NO MORE INTELLECTUAL WANNABES
Joy is rare these days, and facing an uphill fight. We seem to be embarrassed to admit we feel good on occasion.
Tish Warren, Opinion Writer for N.Y. Times, writes on this week’s editorial page:
“The current state of our cultural discourse seems to be joylessness writ large. ..If you’re not outraged, you’re not paying attention, proclaims social media, T-shirts, and bumper stickers.”
Tish seems to suggest if you’d been paying attention, you should be in a state of catatonic despair.
She observes that despair sounds authentic while joy sounds frivolous, to the point that joy a character flaw.
Of course, kids find delight when they go out to play, but where are the rest of us—gone to some gloomy underground?
I must have missed that downbeat message?
Trish writes for one of our nation’s great publications, so she must know something: Maybe even a lot. But she doesn’t know Augusta or Sylvia. You want to see a contest between joy and despair?
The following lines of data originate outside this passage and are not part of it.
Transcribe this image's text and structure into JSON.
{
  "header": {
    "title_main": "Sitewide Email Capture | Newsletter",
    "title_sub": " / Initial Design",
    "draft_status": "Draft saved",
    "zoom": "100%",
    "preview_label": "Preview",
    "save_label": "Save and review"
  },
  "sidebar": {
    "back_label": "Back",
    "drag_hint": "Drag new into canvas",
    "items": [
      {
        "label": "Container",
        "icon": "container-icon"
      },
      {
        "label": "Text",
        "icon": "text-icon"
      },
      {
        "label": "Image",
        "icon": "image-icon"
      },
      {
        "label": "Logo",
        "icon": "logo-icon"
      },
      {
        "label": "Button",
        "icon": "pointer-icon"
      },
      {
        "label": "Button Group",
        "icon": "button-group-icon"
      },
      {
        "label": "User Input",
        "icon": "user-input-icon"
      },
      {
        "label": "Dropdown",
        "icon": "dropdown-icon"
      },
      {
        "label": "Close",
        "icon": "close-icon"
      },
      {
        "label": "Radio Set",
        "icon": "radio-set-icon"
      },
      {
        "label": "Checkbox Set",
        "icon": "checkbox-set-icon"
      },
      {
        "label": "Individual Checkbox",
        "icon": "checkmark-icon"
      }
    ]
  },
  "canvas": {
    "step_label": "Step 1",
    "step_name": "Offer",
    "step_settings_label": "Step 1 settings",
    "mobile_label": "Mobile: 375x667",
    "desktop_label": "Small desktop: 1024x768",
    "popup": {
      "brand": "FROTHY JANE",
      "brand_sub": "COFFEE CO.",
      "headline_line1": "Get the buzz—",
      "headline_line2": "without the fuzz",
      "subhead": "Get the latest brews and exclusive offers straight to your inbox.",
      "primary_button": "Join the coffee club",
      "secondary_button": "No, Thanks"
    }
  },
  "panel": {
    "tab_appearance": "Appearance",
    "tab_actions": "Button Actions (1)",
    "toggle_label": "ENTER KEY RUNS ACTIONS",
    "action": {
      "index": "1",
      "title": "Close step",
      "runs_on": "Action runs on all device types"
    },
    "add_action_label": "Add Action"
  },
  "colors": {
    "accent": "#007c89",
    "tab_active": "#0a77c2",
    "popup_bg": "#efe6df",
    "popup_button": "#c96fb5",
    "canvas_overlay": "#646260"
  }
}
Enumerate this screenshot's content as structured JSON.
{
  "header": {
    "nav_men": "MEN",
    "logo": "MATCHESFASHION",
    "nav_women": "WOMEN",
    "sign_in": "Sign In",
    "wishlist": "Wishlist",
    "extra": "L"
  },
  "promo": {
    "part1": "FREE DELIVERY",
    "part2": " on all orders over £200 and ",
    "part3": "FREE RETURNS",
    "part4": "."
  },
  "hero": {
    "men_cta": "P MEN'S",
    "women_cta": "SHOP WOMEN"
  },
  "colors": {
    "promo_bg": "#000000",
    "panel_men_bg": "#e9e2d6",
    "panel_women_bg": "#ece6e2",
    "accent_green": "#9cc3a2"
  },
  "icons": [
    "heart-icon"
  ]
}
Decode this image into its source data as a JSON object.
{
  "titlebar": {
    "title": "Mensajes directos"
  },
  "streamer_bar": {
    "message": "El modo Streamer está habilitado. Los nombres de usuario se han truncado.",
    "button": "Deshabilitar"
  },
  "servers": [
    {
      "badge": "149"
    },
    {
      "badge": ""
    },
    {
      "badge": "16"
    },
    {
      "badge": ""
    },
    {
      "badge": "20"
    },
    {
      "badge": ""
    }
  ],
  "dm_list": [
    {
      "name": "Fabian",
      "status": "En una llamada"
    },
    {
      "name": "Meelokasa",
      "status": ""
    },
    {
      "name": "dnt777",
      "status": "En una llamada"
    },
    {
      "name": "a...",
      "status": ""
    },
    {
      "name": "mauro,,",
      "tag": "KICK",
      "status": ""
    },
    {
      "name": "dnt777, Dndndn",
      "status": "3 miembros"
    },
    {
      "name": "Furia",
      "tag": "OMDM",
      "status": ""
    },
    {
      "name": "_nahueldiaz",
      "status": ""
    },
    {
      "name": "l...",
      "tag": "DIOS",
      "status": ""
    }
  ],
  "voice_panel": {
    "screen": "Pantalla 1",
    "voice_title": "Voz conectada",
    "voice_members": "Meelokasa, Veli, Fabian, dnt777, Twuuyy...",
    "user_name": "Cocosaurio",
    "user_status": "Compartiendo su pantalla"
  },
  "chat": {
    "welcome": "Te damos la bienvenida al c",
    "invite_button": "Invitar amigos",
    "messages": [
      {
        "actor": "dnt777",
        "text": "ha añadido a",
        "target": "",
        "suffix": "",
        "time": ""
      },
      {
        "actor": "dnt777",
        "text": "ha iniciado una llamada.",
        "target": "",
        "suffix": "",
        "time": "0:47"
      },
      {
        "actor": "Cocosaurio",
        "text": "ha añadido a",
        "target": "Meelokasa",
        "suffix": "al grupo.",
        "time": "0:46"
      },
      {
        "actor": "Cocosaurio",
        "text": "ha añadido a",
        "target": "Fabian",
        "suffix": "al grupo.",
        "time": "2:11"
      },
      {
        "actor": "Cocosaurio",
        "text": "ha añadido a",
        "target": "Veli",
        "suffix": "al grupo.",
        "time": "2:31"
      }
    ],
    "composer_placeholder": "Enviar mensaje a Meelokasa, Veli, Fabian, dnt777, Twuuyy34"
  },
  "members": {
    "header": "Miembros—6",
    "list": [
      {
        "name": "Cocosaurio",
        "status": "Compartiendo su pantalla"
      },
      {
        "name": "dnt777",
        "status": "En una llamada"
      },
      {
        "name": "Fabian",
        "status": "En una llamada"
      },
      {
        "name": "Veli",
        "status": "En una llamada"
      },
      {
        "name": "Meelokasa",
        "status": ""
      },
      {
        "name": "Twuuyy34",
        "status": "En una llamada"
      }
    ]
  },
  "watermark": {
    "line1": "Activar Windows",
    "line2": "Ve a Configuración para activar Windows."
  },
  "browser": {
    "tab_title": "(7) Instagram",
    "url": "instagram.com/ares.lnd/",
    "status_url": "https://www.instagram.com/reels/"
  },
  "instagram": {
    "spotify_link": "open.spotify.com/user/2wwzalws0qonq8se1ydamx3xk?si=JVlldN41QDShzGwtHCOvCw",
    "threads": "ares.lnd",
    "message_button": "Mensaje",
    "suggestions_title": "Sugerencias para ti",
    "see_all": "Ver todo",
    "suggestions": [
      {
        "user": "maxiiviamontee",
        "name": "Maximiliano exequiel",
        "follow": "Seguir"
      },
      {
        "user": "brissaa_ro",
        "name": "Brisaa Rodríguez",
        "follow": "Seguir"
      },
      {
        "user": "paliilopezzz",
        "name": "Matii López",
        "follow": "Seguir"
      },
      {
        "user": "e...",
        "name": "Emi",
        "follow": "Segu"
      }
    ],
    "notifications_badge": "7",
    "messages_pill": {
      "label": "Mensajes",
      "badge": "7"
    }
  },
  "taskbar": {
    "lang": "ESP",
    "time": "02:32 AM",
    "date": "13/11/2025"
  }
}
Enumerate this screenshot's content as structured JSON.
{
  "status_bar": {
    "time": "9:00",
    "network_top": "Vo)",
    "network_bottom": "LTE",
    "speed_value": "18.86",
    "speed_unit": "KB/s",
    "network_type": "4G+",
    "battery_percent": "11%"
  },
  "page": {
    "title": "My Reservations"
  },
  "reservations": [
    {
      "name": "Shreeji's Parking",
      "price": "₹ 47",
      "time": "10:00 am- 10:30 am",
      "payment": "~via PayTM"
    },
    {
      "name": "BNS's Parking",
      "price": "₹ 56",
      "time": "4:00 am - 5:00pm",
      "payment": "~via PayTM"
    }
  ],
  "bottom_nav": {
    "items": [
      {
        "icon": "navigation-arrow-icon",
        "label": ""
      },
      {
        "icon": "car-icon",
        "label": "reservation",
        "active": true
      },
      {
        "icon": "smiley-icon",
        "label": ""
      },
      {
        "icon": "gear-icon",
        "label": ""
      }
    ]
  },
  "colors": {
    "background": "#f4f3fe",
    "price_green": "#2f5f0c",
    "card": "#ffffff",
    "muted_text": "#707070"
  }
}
Put Tish and her subjects in a room with Sylvia and Augusta: See who emerges thinking joy is a character flaw?
The two women I know have never seen a room they can’t ‘work,’ never seen a social situation where they couldn’t plant smiles on every face.
They are the Energizer Bunnies of mirth. I’ve witnessed it with my own eyes. Through years of war, peace, depression, and calamity, Augusta and Sylvia take on the cantankerous, complaining, worry-warts, and dystopian intellectual wannabes. All crumble when faced with the infectious grin from these two women. They’ll flirt, joke, complement and enchant: Whatever it takes. The sunny outcome is always the same. So how does a worry-wart confront Augusta, a self-described “Sprite”? More recently, Augusta (an octogenarian and former ambassador’s wife) came out of the closet and announced she will self-identify as “a teenager.”
Sylvia never thought joy was frivolous or a character flaw. In school, she could send the whole class into belly jiggling giggling. Now decades later, Sylvia never met a social occasion she didn’t relish and has only refined her skills.
I’ve never met Dolly Parsons, but I believe she could melt any of Trish’s sneering, angry, defensive cranks.
Is there too much bad shit out there, and do people focus on it because it makes them sound insightful? Absolutely. But when I read on the Times editorial page that “.. despondency is the dominant motif of our lives”, I think of Sylvia, Augusta, and Dolly. Joy isn’t my world’s only sentiment, but neither is dystopian thought.
If anything, the media drumbeat of pessimism only spotlights the joy these three girls bring. And now I’ll give more attention to the joyful kids playing.